Overall have had a really good experience with it. My only complaint is that it's not multi-threaded, so if you have a process that blocks (e.g. the dallas 1-wire library for reading temp sensors) then you'll stall the flows. Most of those issues have simple workarounds though.
What do you use for monitoring this? I've been looking for something decent here for a while now.
But because I'm not using a voltage regulator, since that would mean losing the very nice onboard voltage monitor, it's been really hard to find some CO2/PM2.5 sensors that can work from ~5V to ~3.4V.
> Working voltage 4.5 V ~ 5.5V DC
> Operating Voltage 3.3V / 5V
Guess I need to keep looking, but thanks for linking the specific models!
In another room I have my home workstation/server/NAS hooked to nice speakers via a $10 mini Kinter MA170 amp that I thought for sure would sound like crap but honestly is pretty darn good.
Part of it was that I just don’t think I could face the wrath of my family when it didn’t work. I guess you get to a point in life when you have kids, and hours for tinkering are reduced so you need to pick your battles.
I like the Snapcast model though, it follows the Linux philosophy. From memory the audio stream is basically just wrapped along with a time stamp. Then you transfer those blocks to another device that plays them at the right time (where they’re unwrapped back into an audio stream).
... buuuuuuuut, having looked at the article, my eyes started to glaze over, and a sinking despair sipped in quickly... I want to love this, but I just can't bring myself to. I guess I'm at this point of giving in and getting a Sonos :(
Regarding cost, yeah i think it's only significantly cheaper than Sonos for the same quality if you can configure some of your existing setups to become clients.
I also looked into DIY options and came to the same conclusions about reliability and time spent fiddling with it.
We have mostly Apple devices, so I decided to just give Airplay 2 a shot. I bought a used Airport Express for our living room hi-fi system and a portable Libratone Zipp speaker to use elsewhere (it's in the kitchen right now). If the system continues to work as well as it has over the past week, I'll probably get a couple more Zipps. But because it has its own battery power, it's easy to just unplug and carry it to where I need it, so I don't think we'll need one for every room like we did for Sonos.

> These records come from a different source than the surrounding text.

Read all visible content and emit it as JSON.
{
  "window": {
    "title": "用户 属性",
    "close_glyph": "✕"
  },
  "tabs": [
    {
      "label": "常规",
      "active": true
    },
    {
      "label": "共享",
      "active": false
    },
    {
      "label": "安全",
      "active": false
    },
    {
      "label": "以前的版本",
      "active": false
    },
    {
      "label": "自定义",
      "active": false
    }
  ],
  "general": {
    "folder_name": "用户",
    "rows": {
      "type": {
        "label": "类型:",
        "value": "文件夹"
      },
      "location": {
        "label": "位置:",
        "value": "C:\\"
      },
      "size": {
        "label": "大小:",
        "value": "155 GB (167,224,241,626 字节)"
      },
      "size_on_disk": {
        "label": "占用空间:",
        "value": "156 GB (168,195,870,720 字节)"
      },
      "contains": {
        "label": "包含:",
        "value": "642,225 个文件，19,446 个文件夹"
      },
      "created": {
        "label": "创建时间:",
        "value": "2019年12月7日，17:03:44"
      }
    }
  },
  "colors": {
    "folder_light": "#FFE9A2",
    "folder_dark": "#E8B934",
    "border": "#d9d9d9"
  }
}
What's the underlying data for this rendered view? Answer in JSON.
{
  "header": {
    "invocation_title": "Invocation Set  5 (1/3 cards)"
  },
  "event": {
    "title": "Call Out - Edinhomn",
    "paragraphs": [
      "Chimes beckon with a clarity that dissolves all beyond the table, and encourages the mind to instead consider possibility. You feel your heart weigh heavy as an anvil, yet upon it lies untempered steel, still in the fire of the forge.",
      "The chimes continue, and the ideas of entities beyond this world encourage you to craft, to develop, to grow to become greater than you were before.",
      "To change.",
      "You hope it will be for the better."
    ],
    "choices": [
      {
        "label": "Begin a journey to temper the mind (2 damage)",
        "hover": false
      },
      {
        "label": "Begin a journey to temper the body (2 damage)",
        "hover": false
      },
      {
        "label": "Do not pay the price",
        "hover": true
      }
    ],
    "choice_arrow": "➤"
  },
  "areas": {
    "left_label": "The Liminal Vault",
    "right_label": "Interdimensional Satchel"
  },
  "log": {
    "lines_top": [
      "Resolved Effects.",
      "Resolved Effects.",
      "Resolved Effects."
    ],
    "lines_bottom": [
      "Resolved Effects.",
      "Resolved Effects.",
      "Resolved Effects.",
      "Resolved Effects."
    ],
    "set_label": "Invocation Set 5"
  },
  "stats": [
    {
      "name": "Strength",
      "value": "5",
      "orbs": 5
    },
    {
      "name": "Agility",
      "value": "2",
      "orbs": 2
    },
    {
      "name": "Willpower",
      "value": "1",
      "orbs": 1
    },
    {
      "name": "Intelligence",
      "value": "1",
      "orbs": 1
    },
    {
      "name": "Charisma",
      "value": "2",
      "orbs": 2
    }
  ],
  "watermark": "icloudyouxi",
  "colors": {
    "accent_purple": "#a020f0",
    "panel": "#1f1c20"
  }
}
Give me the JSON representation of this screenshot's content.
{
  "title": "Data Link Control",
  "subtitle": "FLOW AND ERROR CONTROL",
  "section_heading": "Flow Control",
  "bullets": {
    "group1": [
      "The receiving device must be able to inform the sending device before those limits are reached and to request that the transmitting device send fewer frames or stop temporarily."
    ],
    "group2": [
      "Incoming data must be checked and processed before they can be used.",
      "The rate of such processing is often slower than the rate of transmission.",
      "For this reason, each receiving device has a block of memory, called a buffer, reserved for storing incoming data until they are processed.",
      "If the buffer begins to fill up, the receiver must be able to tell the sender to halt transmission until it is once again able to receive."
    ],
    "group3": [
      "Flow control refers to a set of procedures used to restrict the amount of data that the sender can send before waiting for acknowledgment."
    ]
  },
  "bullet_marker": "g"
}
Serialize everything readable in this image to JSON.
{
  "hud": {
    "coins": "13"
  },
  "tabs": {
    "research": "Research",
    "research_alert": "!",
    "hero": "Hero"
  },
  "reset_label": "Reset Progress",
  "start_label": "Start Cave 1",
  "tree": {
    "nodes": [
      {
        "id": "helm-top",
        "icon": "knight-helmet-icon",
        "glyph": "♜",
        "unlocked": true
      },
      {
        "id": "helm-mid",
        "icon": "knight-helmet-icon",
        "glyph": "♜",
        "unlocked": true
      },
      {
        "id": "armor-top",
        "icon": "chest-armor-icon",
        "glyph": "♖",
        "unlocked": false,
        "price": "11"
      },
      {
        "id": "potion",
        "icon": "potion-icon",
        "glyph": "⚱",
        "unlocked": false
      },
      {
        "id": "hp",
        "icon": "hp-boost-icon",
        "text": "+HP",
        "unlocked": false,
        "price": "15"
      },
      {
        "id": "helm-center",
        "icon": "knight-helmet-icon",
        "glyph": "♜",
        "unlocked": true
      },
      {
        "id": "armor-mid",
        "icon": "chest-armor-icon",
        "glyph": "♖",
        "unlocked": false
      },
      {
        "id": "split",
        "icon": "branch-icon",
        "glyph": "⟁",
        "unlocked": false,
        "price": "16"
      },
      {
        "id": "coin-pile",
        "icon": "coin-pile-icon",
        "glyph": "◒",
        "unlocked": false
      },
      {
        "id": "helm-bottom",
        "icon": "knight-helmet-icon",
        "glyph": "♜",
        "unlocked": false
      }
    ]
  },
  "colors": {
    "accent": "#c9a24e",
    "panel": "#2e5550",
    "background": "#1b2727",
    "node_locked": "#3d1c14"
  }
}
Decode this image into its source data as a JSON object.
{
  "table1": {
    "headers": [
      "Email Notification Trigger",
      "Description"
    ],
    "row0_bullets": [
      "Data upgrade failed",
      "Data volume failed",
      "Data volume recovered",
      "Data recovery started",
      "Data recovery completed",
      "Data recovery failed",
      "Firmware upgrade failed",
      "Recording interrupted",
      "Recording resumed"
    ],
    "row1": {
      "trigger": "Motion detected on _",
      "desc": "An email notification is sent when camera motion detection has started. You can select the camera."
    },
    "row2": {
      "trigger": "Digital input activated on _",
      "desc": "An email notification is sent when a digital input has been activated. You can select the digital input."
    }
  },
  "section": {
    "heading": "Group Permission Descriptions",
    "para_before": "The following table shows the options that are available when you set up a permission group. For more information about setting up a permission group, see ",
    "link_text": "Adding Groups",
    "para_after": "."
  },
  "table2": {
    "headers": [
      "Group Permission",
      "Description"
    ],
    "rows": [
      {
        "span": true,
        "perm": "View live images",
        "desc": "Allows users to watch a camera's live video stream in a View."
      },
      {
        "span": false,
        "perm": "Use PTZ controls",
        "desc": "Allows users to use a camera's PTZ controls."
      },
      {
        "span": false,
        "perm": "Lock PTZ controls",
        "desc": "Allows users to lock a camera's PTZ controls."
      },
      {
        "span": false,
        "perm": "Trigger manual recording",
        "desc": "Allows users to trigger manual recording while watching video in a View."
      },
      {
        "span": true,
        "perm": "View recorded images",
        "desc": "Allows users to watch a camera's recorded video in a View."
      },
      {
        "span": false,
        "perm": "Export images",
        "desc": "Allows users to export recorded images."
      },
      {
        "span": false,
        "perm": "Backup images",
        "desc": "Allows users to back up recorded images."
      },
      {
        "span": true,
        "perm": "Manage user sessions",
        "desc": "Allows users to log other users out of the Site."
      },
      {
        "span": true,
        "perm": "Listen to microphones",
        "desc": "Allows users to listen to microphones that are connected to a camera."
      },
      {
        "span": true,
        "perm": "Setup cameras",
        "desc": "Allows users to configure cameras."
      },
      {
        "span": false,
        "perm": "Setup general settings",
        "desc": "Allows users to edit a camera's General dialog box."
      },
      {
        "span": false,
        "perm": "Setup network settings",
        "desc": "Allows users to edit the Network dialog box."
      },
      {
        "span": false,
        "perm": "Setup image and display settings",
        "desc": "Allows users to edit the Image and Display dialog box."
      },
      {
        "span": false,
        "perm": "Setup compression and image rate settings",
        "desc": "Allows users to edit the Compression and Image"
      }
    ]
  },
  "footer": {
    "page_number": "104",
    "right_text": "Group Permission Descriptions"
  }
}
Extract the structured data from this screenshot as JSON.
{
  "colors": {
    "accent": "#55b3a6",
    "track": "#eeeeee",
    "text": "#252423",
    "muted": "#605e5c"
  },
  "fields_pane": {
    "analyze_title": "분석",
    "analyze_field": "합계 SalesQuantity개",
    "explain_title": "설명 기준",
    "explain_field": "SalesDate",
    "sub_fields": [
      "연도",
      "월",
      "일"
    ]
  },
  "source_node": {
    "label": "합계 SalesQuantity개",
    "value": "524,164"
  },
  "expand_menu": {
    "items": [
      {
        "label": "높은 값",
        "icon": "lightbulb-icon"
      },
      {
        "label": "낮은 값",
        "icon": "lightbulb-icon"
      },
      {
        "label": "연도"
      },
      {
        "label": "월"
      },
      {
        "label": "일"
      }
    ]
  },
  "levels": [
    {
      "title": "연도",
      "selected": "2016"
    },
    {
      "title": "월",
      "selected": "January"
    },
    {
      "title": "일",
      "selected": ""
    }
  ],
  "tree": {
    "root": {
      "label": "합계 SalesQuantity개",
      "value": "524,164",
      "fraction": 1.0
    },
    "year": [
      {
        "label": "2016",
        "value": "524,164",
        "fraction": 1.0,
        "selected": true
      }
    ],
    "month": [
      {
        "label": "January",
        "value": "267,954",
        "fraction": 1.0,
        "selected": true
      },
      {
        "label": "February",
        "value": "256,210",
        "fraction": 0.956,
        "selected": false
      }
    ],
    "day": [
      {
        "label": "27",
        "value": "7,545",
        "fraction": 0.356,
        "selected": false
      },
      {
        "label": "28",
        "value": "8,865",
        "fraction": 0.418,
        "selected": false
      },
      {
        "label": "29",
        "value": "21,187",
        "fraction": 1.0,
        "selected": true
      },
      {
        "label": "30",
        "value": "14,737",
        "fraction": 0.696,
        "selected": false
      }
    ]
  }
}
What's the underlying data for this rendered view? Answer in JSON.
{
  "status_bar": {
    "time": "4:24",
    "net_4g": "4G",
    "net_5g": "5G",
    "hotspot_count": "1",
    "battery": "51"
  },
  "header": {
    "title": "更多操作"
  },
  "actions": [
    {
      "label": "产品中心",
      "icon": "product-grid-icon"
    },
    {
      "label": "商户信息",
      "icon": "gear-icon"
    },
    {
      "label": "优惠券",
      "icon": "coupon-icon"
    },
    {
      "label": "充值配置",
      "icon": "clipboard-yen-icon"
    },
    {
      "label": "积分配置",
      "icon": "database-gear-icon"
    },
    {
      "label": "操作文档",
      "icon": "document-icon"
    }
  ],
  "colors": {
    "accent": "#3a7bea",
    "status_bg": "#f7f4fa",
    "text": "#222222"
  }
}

Edit: in other words what’s the trade-off between Sonos and Zips in this case?
I could replace all my old Sonos gear with the new versions to solve that problem, but that's a pretty expensive proposition. The Sonos One and Zipp aren't that different in price ($200 vs $190), but the Zipp really competes with the $400 Sonos Move portable. And the Sonos Port (connects Sonos directly to a traditional amp) is ridiculously priced at $450, although I suppose I could just use the Airport Express if I'm not going to use the Sonos software.
The real reason, though, is that I don't want voice control and you can't get Sonos speakers that support Airplay 2 but don't have voice control. The Zipp also supports Bluetooth and line-in, so they're more flexible.
Edit: forgot that the Sonos Move also support Bluetooth (but that's their only device that does).
We’ve got sync’d audio running in 4 different rooms at home and control via home assistant. Not as easy as Sonos I’m sure but I like that I can use whatever speakers I want.
Replacing alexa and ok google devices with open source ones was on the list. This looks great for the music - though I was mainly stuck for good voice control.
This is a cool step in the right direction though.
With networked audio, you'd want the speakers to stay on, idling until you want to push audio through them. Having to manually turn them on every time you want to use a speaker pretty much defeats the purpose.
But if it were so simple, I'm sure someone would have done it by now. There may also be weird licensing issues involved, like perhaps Dolby/DTS don't want to certify such a system, and so access to whatever you need to decode their signals isn't readily available.
Apparently Samsung phones can connect to two devices:
Here's another one:
I am a layman, though; I just sold the stuff and therefore had an understanding of what people expected to be possible.